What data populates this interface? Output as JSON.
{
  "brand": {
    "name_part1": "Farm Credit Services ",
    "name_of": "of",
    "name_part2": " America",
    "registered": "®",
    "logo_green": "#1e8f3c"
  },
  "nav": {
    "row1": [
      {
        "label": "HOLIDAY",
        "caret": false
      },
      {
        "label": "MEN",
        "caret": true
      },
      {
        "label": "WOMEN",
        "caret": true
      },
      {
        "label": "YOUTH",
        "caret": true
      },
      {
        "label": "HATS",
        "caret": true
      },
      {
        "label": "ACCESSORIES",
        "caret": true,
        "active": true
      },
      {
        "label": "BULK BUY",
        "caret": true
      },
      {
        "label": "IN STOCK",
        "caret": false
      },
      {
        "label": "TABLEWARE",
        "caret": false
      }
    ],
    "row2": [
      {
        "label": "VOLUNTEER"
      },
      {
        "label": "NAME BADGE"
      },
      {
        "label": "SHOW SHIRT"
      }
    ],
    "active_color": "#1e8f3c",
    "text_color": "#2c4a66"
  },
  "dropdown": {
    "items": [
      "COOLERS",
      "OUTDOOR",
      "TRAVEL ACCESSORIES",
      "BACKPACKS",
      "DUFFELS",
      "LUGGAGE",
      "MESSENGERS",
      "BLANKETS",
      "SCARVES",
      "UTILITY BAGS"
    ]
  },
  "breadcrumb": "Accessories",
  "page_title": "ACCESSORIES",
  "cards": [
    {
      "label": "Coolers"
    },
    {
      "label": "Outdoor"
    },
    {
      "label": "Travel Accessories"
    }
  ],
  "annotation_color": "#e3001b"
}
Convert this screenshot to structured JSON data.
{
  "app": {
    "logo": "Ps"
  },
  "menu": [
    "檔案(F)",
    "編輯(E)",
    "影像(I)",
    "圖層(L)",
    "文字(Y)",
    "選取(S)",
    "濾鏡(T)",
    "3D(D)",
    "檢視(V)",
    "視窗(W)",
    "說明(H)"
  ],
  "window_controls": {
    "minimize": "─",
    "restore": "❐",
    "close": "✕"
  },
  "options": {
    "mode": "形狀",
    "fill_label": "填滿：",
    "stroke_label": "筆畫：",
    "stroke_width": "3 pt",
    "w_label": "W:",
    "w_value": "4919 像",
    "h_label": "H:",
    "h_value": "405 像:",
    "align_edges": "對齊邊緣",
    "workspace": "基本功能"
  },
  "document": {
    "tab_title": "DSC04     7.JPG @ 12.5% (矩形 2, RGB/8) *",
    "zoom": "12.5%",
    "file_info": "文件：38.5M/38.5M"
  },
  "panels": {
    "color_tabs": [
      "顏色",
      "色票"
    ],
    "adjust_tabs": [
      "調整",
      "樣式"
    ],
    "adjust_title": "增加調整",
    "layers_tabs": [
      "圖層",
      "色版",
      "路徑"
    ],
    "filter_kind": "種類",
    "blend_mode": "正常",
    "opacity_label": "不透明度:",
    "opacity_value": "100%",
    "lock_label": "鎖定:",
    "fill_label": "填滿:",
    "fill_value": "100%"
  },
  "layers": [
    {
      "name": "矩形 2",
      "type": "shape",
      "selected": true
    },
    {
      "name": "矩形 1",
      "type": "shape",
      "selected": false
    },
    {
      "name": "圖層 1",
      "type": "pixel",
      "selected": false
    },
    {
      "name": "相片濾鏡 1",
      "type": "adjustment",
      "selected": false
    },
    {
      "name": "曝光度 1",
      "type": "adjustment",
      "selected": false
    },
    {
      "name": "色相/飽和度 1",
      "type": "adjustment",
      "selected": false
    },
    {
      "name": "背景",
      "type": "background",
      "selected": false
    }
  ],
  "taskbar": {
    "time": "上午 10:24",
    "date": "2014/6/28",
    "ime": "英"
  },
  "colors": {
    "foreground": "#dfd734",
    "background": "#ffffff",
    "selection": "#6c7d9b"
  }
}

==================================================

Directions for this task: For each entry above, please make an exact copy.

Answer box:
What data populates this interface? Output as JSON.
{
  "brand": {
    "name_part1": "Farm Credit Services ",
    "name_of": "of",
    "name_part2": " America",
    "registered": "®",
    "logo_green": "#1e8f3c"
  },
  "nav": {
    "row1": [
      {
        "label": "HOLIDAY",
        "caret": false
      },
      {
        "label": "MEN",
        "caret": true
      },
      {
        "label": "WOMEN",
        "caret": true
      },
      {
        "label": "YOUTH",
        "caret": true
      },
      {
        "label": "HATS",
        "caret": true
      },
      {
        "label": "ACCESSORIES",
        "caret": true,
        "active": true
      },
      {
        "label": "BULK BUY",
        "caret": true
      },
      {
        "label": "IN STOCK",
        "caret": false
      },
      {
        "label": "TABLEWARE",
        "caret": false
      }
    ],
    "row2": [
      {
        "label": "VOLUNTEER"
      },
      {
        "label": "NAME BADGE"
      },
      {
        "label": "SHOW SHIRT"
      }
    ],
    "active_color": "#1e8f3c",
    "text_color": "#2c4a66"
  },
  "dropdown": {
    "items": [
      "COOLERS",
      "OUTDOOR",
      "TRAVEL ACCESSORIES",
      "BACKPACKS",
      "DUFFELS",
      "LUGGAGE",
      "MESSENGERS",
      "BLANKETS",
      "SCARVES",
      "UTILITY BAGS"
    ]
  },
  "breadcrumb": "Accessories",
  "page_title": "ACCESSORIES",
  "cards": [
    {
      "label": "Coolers"
    },
    {
      "label": "Outdoor"
    },
    {
      "label": "Travel Accessories"
    }
  ],
  "annotation_color": "#e3001b"
}
Convert this screenshot to structured JSON data.
{
  "app": {
    "logo": "Ps"
  },
  "menu": [
    "檔案(F)",
    "編輯(E)",
    "影像(I)",
    "圖層(L)",
    "文字(Y)",
    "選取(S)",
    "濾鏡(T)",
    "3D(D)",
    "檢視(V)",
    "視窗(W)",
    "說明(H)"
  ],
  "window_controls": {
    "minimize": "─",
    "restore": "❐",
    "close": "✕"
  },
  "options": {
    "mode": "形狀",
    "fill_label": "填滿：",
    "stroke_label": "筆畫：",
    "stroke_width": "3 pt",
    "w_label": "W:",
    "w_value": "4919 像",
    "h_label": "H:",
    "h_value": "405 像:",
    "align_edges": "對齊邊緣",
    "workspace": "基本功能"
  },
  "document": {
    "tab_title": "DSC04     7.JPG @ 12.5% (矩形 2, RGB/8) *",
    "zoom": "12.5%",
    "file_info": "文件：38.5M/38.5M"
  },
  "panels": {
    "color_tabs": [
      "顏色",
      "色票"
    ],
    "adjust_tabs": [
      "調整",
      "樣式"
    ],
    "adjust_title": "增加調整",
    "layers_tabs": [
      "圖層",
      "色版",
      "路徑"
    ],
    "filter_kind": "種類",
    "blend_mode": "正常",
    "opacity_label": "不透明度:",
    "opacity_value": "100%",
    "lock_label": "鎖定:",
    "fill_label": "填滿:",
    "fill_value": "100%"
  },
  "layers": [
    {
      "name": "矩形 2",
      "type": "shape",
      "selected": true
    },
    {
      "name": "矩形 1",
      "type": "shape",
      "selected": false
    },
    {
      "name": "圖層 1",
      "type": "pixel",
      "selected": false
    },
    {
      "name": "相片濾鏡 1",
      "type": "adjustment",
      "selected": false
    },
    {
      "name": "曝光度 1",
      "type": "adjustment",
      "selected": false
    },
    {
      "name": "色相/飽和度 1",
      "type": "adjustment",
      "selected": false
    },
    {
      "name": "背景",
      "type": "background",
      "selected": false
    }
  ],
  "taskbar": {
    "time": "上午 10:24",
    "date": "2014/6/28",
    "ime": "英"
  },
  "colors": {
    "foreground": "#dfd734",
    "background": "#ffffff",
    "selection": "#6c7d9b"
  }
}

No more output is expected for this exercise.